Steve Berning has spent quite a bit of time researching precision farming equipment. On his 1,700 acre operation in Warrensville, Ill., using a mix of technology and brands helps maintain accuracy for strip-till and variable-rate fertilizer application.
“I recommend farmers look closely at what each system offers and how easy it is to use,” he says. “With some research, it’s easy to see that some brands of precision farming equipment aren’t quite up to what I need on my farm.”
As sole proprietor of Galusha Farms LLC, farming corn, soybeans and hay, Berning works closely with the National Resources Conservation Service to follow the Conservation Stewardship Program and minimize soil erosion and nutrient loss.
“We are strip-tilling our corn and we need precision to stay on the row, so we use an RTK signal with all of our equipment,” he says.
Berning makes his strip-till pass with a 12 row SoilWarrior by Environmental Tillage Systems, pulled by a New Holland T9 series tractor. He uses an Ag Leader Integra monitor in the tractor cab to get its GPS location signal from a MyWayRTK cellular signal. The Integra monitor also uses an Ag Leader ParaDyme antenna receiver for an even more exact field location.
“We traded up to a new DigiModem cellular GPS signal unit last year because we were having too many dropped signals,” Berning says. “With the better signal from the new modem, we have much less downtime.”
Berning applies a variable-rate of phosphorous and potassium in the fall with the strip-till rig, outfitted with a 30 inch diameter rolling coulter. “It’s a cog wheel and it has a blower that injects the dry fertilizer into the ground,” he says.
What Farmers Want From You is a series of farmer profiles that examine the scope of precision farming tools individual farmers are using on their operation, along with the frustrations that can occur with adopting new technology and how dealers can alleviate those "points of pain" for farm customers. For the latest additions to the series, visit our What Farmers Want From You feed.
“That keeps the fertilizer from running off the top of the soil and into our rivers and streams. We can adjust the depth and can place it as deep as we want.”

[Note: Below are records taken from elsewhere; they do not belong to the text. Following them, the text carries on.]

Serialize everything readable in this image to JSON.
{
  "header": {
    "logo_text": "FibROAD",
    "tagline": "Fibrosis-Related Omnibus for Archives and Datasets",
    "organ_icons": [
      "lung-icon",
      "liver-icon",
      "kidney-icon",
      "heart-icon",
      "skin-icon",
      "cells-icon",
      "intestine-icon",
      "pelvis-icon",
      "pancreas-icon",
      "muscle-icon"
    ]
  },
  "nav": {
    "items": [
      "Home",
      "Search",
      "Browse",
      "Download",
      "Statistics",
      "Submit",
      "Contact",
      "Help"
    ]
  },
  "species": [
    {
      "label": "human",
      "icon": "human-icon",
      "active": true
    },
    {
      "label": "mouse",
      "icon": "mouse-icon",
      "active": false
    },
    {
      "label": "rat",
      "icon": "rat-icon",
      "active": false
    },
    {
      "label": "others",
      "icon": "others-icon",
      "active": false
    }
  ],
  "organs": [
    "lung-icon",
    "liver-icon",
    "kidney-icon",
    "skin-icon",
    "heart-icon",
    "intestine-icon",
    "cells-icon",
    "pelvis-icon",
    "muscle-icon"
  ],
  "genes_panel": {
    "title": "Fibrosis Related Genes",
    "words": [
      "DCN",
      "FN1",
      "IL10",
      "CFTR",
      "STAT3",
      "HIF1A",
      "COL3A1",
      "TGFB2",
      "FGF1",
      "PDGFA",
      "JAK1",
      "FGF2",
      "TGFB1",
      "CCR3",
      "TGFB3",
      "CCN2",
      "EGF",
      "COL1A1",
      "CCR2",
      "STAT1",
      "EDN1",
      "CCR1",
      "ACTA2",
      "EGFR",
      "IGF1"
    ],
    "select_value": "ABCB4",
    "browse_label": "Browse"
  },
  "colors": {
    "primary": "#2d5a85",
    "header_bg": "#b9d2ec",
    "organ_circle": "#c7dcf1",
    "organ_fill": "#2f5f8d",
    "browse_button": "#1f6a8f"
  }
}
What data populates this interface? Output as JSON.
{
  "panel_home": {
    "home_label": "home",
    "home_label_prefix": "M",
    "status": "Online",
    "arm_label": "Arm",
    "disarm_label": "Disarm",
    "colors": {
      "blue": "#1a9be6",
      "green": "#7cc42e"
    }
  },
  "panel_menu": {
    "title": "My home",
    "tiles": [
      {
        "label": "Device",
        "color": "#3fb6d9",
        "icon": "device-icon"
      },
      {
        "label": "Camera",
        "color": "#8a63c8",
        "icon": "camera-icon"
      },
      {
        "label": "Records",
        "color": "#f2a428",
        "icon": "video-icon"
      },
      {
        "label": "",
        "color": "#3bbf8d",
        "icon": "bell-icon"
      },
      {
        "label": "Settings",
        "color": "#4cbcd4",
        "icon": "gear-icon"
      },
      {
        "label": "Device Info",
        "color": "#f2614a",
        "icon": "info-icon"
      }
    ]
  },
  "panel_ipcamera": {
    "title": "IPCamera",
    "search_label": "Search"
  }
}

In the spring, Berning makes another pass, applying nitrogen as a straight rate on a field-by-field basis as well as other crop nutrient additives.
He uses another tractor to pull the 24-row John Deere 1770 NT planter that’s controlled by a Precision Planting 20/20 system. The tractor’s navigation and the planter run off of different systems, but use the same signal, which works well, Berning says.
He uses a combination of service providers to develop variable-rate maps for potassium and phosphorous application and seeding rates, even on soybeans.
“I work with my fertilizer supplier to develop most maps, but I am also looking at DuPont’s Encirca View and Monsanto’s Climate Pro programs,” Berning says. “Last year was the first time I looked at both services but it’s too early to see any correlation or to judge which one is better than the other.”
Point of Pain: On-Farm Support and Service
In the 4 years that Berning has used precision steering equipment, he’s enjoyed primarily stellar dealer support. In most cases, he’s been able to address issues over the phone and get back running quickly.
“I do have my dealer install the equipment,” Berning says. “I am good with the mechanical side of equipment, but am less comfortable with the electronic side, so I want to make sure it’s done correctly.”
However, Berning isn’t as comfortable paying for the drive time it takes for his precision specialist to get to the farm, which is located a couple hours away.
“I really don’t like paying the mileage to get the on-farm help,” he says. “That’s why I look closely at the quality of the phone support.
“In almost all cases, we’ve been able to solve issues that way. We are technically competent, so we can talk through most everything on the phone.”